Here's What You Need To Remember: The U.S. Navy has already taken a number of actions in recent years to counter Beijing's naval modernization efforts, and this has included a shift in the number of U.S. Navy warships in the Pacific. The U.S. Navy has assigned its most-capable new ships and aircraft, along with its best personnel, to the region; while it has maintained or increased general presence operations.
Last fall China State Shipbuilding Corporation Limited (CSSC) became the world's largest shipbuilder, with 310,000 employees spread across 137 scientific research institutions, enterprises and listed companies.
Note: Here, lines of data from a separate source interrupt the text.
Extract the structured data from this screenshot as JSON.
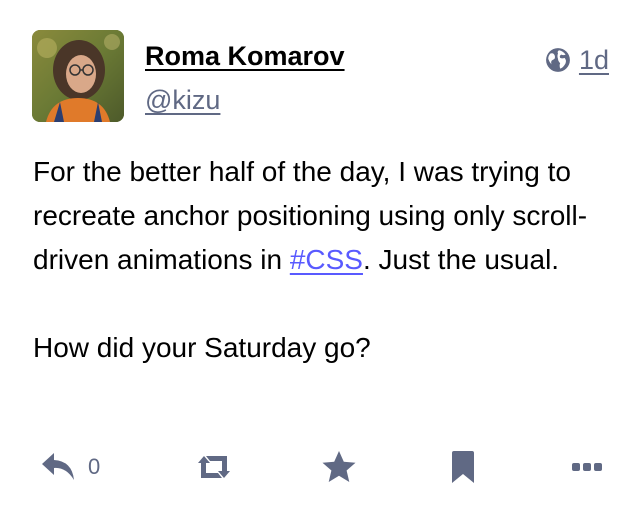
{
  "post": {
    "author": {
      "display_name": "Roma Komarov",
      "handle": "@kizu",
      "avatar_icon": "avatar-photo"
    },
    "visibility_icon": "globe-icon",
    "timestamp": "1d",
    "content": {
      "paragraph1_before": "For the better half of the day, I was trying to recreate anchor positioning using only scroll-driven animations in ",
      "hashtag": "#CSS",
      "paragraph1_after": ". Just the usual.",
      "paragraph2": "How did your Saturday go?"
    },
    "actions": {
      "reply_icon": "reply-icon",
      "reply_count": "0",
      "boost_icon": "boost-icon",
      "favourite_icon": "star-icon",
      "bookmark_icon": "bookmark-icon",
      "more_icon": "more-icon"
    }
  },
  "colors": {
    "text": "#000000",
    "muted": "#606984",
    "link": "#595aff"
  }
}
The conglomerate, which has total assets of 790 billion yuan ($112.41 billion), is the result of a merger of two state-owned ship-building enterprises (SOEs), the China Shipbuilding Industry Company and the China State Shipbuilding Corporation.
This is largely seen as a major concern for the Pentagon, as it will allow China to accelerate its shipbuilding technologies as well as related aircraft development, which will allow Beijing to build an imposing "blue water navy."
According to a new Congressional Research Service report, "China Naval Modernization: Implications for U.S. Navy Capabilities – Background and Issues for Congress," Chinese efforts encompass a wide array of platform and weapon acquisition programs including anti-ship ballistic missiles (ASBMs), anti-ship cruise missiles (ASCMs), submarines, surface ships, aircraft, unmanned vehicles (UVs), and supporting C4ISR (command and control, communications, computers, intelligence, surveillance, and reconnaissance) systems.
This is not an entirely new development, however. China has been steadily modernizing its navy for twenty-five years, since the mid-1990s, and it has become a formidable military force within China's near-seas regions. It has been transitioning from a "green-water" navy – a force that is designed to primarily provide coastal defense while beginning to acquire the ability to sustain operations on the open ocean – to a blue-water navy.
The People's Liberation Army Navy (PLAN) has been upgrading technology and since 1989 has moved from a naval force of obsolete destroyers and fast attack boats to a force that currently possesses one aircraft carrier, three amphibious transports, twenty-five destroyers, forty-two frigates, eight nuclear attack submarines and approximately fifty conventional attack submarines.
In addition, China's naval modernization efforts have also included improvements in maintenance and logistics, doctrine, personnel quality, education and training and exercises.
While not a true arms race, Washington and Beijing are now very much in a twenty-first-century great power competition.
"The biggest challenge for U.S. national security leaders over the next 30 years is the speed and sustainability of the [People's Republic of China] national effort to deploy a global navy," retired Capt. James Fanell, who previously served as head of intelligence for the Pacific Fleet, told National Defense.
The U.S. Navy has already taken a number of actions in recent years to counter Beijing's naval modernization efforts, and this has included a shift in the number of U.S. Navy warships in the Pacific. The U.S. Navy has assigned its most-capable new ships and aircraft, along with its best personnel, to the region; while it has maintained or increased general presence operations.
The United States Marine Corps has also begun a transformation to become a lighter and faster force that could take a fight across the Pacific Ocean to confront the Chinese.
However, another concern should be that China isn't the only power looking to expand its naval capabilities. Moscow is also modernizing the Russian Navy, so in the future the U.S. Navy could be further pressed to face regional and global threats.
Peter Suciu is a Michigan-based writer who has contributed to more than four dozen magazines, newspapers and website. He is the author of several books on military headgear including A Gallery of Military Headdress, which is available on Amazon.com. This article first appeared earlier this year.